Why did my positions in my List "flip"?

I have a method that sets up the positions I use later to add gameobjects to:

void SetupGrid(){
		int sectionX = (Camera.main.pixelWidth)/6; 
		int sectionY = (Camera.main.pixelHeight)/6; 
		int i =0;
		for (int y = 0; y < gridY; y++){
			for (int x =0; x < gridX; x++){

				allies.Add(new GameObject());
				positions.Add (Vector3.zero);
				positionsScreen.Add (Vector3.zero);
				positions _= Camera.main.ScreenToWorldPoint(new Vector3(sectionX*(x+1),sectionY*(5-y),0));_

positions = new Vector3(positions_.x,positions*.y,0);
i++;*_

* }*
* }*
* foreach (Vector3 element in positions){*
* Instantiate (test,element, Quaternion.identity);*
* }*
* AddUnits();*

* }*
The AddUnits works as intended to add my gameobjects, starting from top left and ending bottom right. This is what I want. However, when I use the same positions to add GUI Rects, they’re added in a different direction, starting from bottom left and ending top right. Why is this happening? The code to add Rects is this:
void OnGUI(){
* Event e = Event.current;*

* if (canGenerateText == true){*
* for (int i = 0; i<allies.Count;i++){*
positionsScreen = Camera.main.WorldToScreenPoint(positions*);*

GUI.Box (new Rect(positionsScreen_.x - (width/2), positionsScreen*.y-(height/2), width, height), textbox);
}
}
}*_

The screen positions aren’t calculated in the same way as world positions.

In world positions, the higher you go, the greater the value.

Conversely, in screen positions for Rect, you go from top to bottom, left to right. Because of this, you need to invert the Y position on the GUI elements to match the positions on screen (i.e. Screen.height - Ypos).

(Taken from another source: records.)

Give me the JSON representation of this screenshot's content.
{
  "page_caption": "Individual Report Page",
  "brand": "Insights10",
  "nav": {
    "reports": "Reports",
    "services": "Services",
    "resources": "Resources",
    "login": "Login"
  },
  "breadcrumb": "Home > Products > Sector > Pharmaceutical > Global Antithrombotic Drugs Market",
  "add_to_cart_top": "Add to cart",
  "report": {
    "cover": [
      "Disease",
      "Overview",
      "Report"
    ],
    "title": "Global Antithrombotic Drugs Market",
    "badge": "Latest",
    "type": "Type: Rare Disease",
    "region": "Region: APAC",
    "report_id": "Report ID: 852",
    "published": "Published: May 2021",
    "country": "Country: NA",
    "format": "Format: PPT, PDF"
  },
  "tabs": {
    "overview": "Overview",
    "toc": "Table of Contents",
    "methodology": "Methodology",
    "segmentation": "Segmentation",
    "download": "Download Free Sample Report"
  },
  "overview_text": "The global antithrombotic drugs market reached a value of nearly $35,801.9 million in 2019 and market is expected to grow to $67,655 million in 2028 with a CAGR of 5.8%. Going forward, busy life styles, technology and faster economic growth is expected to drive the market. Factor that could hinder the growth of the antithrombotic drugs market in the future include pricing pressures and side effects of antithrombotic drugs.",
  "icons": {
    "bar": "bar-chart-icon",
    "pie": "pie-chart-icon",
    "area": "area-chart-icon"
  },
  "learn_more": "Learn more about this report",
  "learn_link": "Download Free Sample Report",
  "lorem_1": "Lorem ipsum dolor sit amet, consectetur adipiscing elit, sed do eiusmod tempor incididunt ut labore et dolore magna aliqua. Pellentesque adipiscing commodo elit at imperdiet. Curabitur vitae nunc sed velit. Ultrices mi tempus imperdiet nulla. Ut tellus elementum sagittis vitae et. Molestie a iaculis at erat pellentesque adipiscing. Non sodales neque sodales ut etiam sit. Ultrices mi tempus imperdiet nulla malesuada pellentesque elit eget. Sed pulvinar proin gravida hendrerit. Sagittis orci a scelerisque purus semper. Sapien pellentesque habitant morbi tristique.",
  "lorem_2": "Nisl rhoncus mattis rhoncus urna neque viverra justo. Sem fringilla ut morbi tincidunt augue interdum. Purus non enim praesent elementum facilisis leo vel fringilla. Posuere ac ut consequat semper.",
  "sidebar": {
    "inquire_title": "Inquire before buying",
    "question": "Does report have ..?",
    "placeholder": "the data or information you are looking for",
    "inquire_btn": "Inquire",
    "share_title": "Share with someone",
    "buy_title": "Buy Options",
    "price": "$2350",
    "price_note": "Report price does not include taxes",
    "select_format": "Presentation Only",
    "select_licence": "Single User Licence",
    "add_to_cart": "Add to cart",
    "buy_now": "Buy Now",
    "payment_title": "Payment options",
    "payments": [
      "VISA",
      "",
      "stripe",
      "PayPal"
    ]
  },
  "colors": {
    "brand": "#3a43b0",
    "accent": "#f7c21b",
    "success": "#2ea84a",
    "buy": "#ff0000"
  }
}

If you think that’s crazy, consider that the Unity developers had no choice in having to handle both OpenGL and Direct3D standards for screen calculations. OpenGL draws the screen with (0, 0) at the bottom left corner, while Direct3D’s screen coordinates begin in the upper left corner. Either way, someone has to decide on something for the framework, but then it’s (in many cases) best used as-is. (And before anyone tries to correct me on that, consider why Unity has so many technically-still-supported, deprecated variables and functions… backwards compatibility is very important to survivability)